What is being asked
Every line that includes the word "color" needs to be copied from the listing.
= = = = =
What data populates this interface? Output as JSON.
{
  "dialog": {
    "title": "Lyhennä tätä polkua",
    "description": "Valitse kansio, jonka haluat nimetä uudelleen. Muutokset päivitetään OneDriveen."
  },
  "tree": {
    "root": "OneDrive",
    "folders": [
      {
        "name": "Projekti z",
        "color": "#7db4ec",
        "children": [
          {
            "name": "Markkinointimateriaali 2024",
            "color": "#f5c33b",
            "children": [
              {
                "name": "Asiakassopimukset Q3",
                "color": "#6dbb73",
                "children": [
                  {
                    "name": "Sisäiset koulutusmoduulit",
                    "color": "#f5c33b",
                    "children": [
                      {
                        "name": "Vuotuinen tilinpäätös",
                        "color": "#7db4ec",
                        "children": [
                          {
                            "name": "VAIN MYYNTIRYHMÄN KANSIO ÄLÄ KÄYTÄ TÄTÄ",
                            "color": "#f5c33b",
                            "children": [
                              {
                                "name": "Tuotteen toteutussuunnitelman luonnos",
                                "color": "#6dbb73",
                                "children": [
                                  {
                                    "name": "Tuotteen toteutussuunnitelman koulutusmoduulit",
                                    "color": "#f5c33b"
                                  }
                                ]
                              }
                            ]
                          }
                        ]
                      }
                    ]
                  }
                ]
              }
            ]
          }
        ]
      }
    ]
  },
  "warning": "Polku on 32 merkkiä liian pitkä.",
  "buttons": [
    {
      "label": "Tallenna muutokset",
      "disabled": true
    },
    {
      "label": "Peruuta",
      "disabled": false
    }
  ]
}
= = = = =
Your response
        "color": "#7db4ec",
            "color": "#f5c33b",
                "color": "#6dbb73",
                    "color": "#f5c33b",
                        "color": "#7db4ec",
                            "color": "#f5c33b",
                                "color": "#6dbb73",
                                    "color": "#f5c33b"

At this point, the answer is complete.